──────── DATA EXTRACTS

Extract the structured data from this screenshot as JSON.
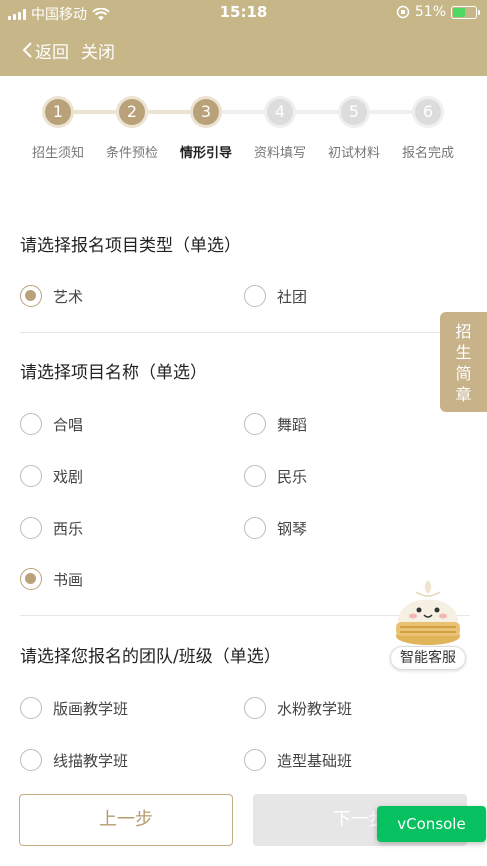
{
  "status_bar": {
    "carrier": "中国移动",
    "time": "15:18",
    "battery": "51%"
  },
  "nav": {
    "back": "返回",
    "close": "关闭"
  },
  "steps": [
    {
      "num": "1",
      "label": "招生须知"
    },
    {
      "num": "2",
      "label": "条件预检"
    },
    {
      "num": "3",
      "label": "情形引导"
    },
    {
      "num": "4",
      "label": "资料填写"
    },
    {
      "num": "5",
      "label": "初试材料"
    },
    {
      "num": "6",
      "label": "报名完成"
    }
  ],
  "current_step": 3,
  "sections": {
    "project_type": {
      "title": "请选择报名项目类型（单选）",
      "options": [
        "艺术",
        "社团"
      ],
      "selected": "艺术"
    },
    "project_name": {
      "title": "请选择项目名称（单选）",
      "options": [
        "合唱",
        "舞蹈",
        "戏剧",
        "民乐",
        "西乐",
        "钢琴",
        "书画"
      ],
      "selected": "书画"
    },
    "team": {
      "title": "请选择您报名的团队/班级（单选）",
      "options": [
        "版画教学班",
        "水粉教学班",
        "线描教学班",
        "造型基础班"
      ],
      "selected": ""
    }
  },
  "side_tab": "招生简章",
  "assistant": "智能客服",
  "buttons": {
    "prev": "上一步",
    "next": "下一步"
  },
  "vconsole": "vConsole",
  "colors": {
    "header": "#c7b688",
    "accent": "#b9a27a",
    "vconsole": "#07c160"
  }
}
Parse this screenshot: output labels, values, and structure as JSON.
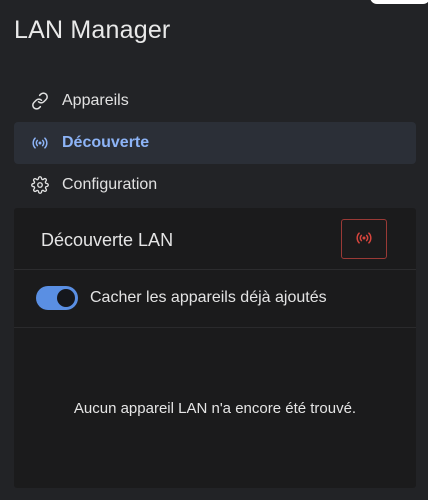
{
  "app": {
    "title": "LAN Manager"
  },
  "nav": {
    "items": [
      {
        "label": "Appareils",
        "icon": "link-icon",
        "active": false
      },
      {
        "label": "Découverte",
        "icon": "broadcast-icon",
        "active": true
      },
      {
        "label": "Configuration",
        "icon": "gear-icon",
        "active": false
      }
    ]
  },
  "card": {
    "title": "Découverte LAN",
    "scan_button_icon": "broadcast-icon",
    "toggle": {
      "label": "Cacher les appareils déjà ajoutés",
      "on": true
    },
    "empty_message": "Aucun appareil LAN n'a encore été trouvé."
  },
  "colors": {
    "accent": "#8db4f7",
    "toggle_on": "#5a8fe3",
    "danger": "#d7453d",
    "active_nav_bg": "#2b2f37"
  }
}
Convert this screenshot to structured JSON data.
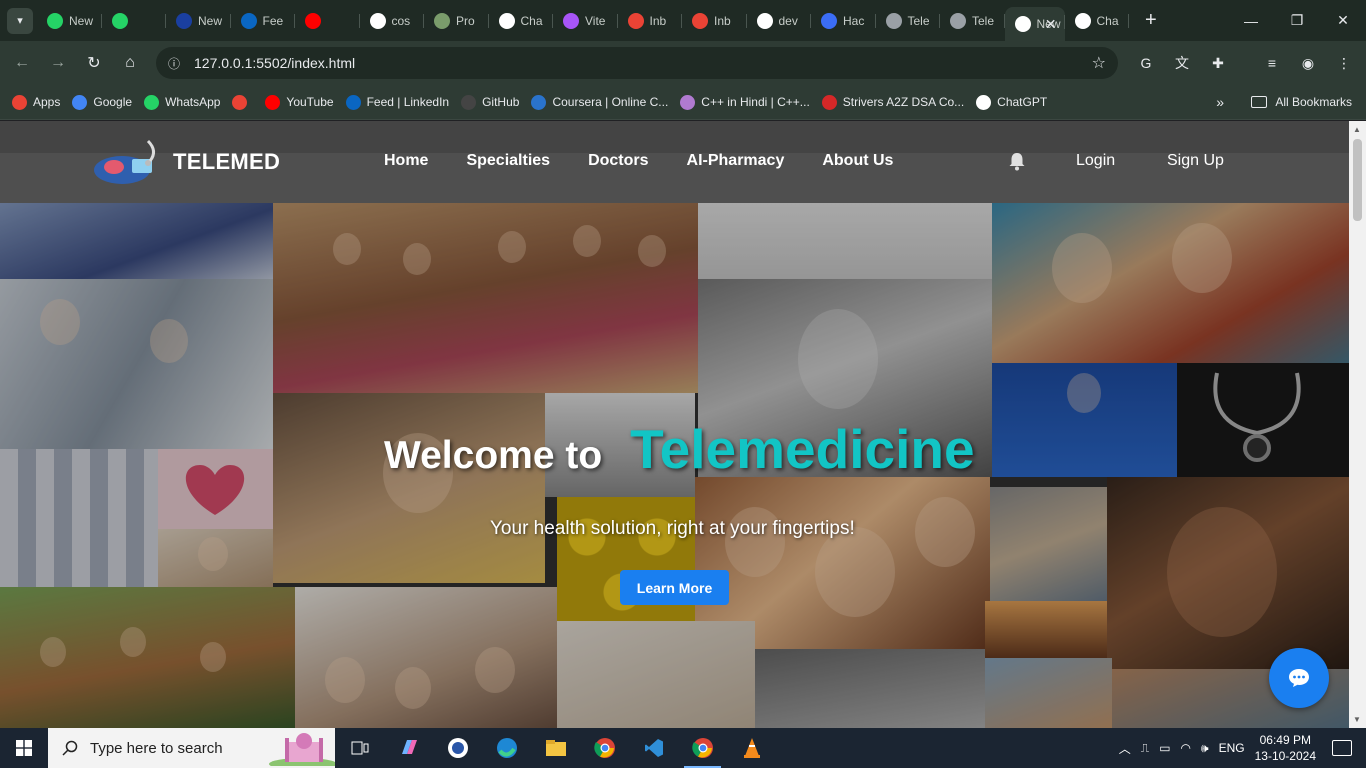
{
  "browser": {
    "tabs": [
      {
        "label": "New",
        "icon": "whatsapp-icon",
        "color": "#25d366"
      },
      {
        "label": "",
        "icon": "speaker-icon",
        "color": "#25d366"
      },
      {
        "label": "New",
        "icon": "d-icon",
        "color": "#1a3fa0"
      },
      {
        "label": "Fee",
        "icon": "linkedin-icon",
        "color": "#0a66c2"
      },
      {
        "label": "",
        "icon": "youtube-icon",
        "color": "#ff0000"
      },
      {
        "label": "cos",
        "icon": "google-icon",
        "color": "#ffffff"
      },
      {
        "label": "Pro",
        "icon": "people-icon",
        "color": "#7a9c6b"
      },
      {
        "label": "Cha",
        "icon": "chatgpt-icon",
        "color": "#ffffff"
      },
      {
        "label": "Vite",
        "icon": "vite-icon",
        "color": "#a855f7"
      },
      {
        "label": "Inb",
        "icon": "gmail-icon",
        "color": "#ea4335"
      },
      {
        "label": "Inb",
        "icon": "gmail-icon",
        "color": "#ea4335"
      },
      {
        "label": "dev",
        "icon": "google-icon",
        "color": "#ffffff"
      },
      {
        "label": "Hac",
        "icon": "hackathon-icon",
        "color": "#3b6df6"
      },
      {
        "label": "Tele",
        "icon": "globe-icon",
        "color": "#9aa0a6"
      },
      {
        "label": "Tele",
        "icon": "globe-icon",
        "color": "#9aa0a6"
      },
      {
        "label": "New",
        "icon": "chrome-icon",
        "color": "#ffffff"
      },
      {
        "label": "Cha",
        "icon": "chatgpt-icon",
        "color": "#ffffff"
      }
    ],
    "active_tab_close": "✕",
    "new_tab": "+",
    "window_controls": [
      "—",
      "❐",
      "✕"
    ],
    "url": "127.0.0.1:5502/index.html",
    "bookmarks": [
      {
        "label": "Apps",
        "icon": "apps-grid-icon",
        "color": "#ea4335"
      },
      {
        "label": "Google",
        "icon": "google-icon",
        "color": "#4285f4"
      },
      {
        "label": "WhatsApp",
        "icon": "whatsapp-icon",
        "color": "#25d366"
      },
      {
        "label": "",
        "icon": "gmail-icon",
        "color": "#ea4335"
      },
      {
        "label": "YouTube",
        "icon": "youtube-icon",
        "color": "#ff0000"
      },
      {
        "label": "Feed | LinkedIn",
        "icon": "linkedin-icon",
        "color": "#0a66c2"
      },
      {
        "label": "GitHub",
        "icon": "github-icon",
        "color": "#444444"
      },
      {
        "label": "Coursera | Online C...",
        "icon": "coursera-icon",
        "color": "#2a73cc"
      },
      {
        "label": "C++ in Hindi | C++...",
        "icon": "avatar-icon",
        "color": "#b07ad0"
      },
      {
        "label": "Strivers A2Z DSA Co...",
        "icon": "tuf-icon",
        "color": "#d62828"
      },
      {
        "label": "ChatGPT",
        "icon": "chatgpt-icon",
        "color": "#ffffff"
      }
    ],
    "bookmarks_more": "»",
    "all_bookmarks": "All Bookmarks"
  },
  "site": {
    "brand": "TELEMED",
    "nav": [
      "Home",
      "Specialties",
      "Doctors",
      "AI-Pharmacy",
      "About Us"
    ],
    "login": "Login",
    "signup": "Sign Up",
    "hero": {
      "welcome": "Welcome to",
      "brand": "Telemedicine",
      "subtitle": "Your health solution, right at your fingertips!",
      "cta": "Learn More"
    },
    "accent": "#12c5c5",
    "button_color": "#1a7ff0"
  },
  "taskbar": {
    "search_placeholder": "Type here to search",
    "apps": [
      "task-view-icon",
      "copilot-icon",
      "app-shield-icon",
      "edge-icon",
      "file-explorer-icon",
      "chrome-icon",
      "vscode-icon",
      "chrome-icon",
      "vlc-icon"
    ],
    "language": "ENG",
    "time": "06:49 PM",
    "date": "13-10-2024"
  }
}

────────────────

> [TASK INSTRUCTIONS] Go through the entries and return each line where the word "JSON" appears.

> [ANSWER]
Extract the structured data from this screenshot as JSON.
Parse this screenshot: output labels, values, and structure as JSON.
Convert this screenshot to structured JSON data.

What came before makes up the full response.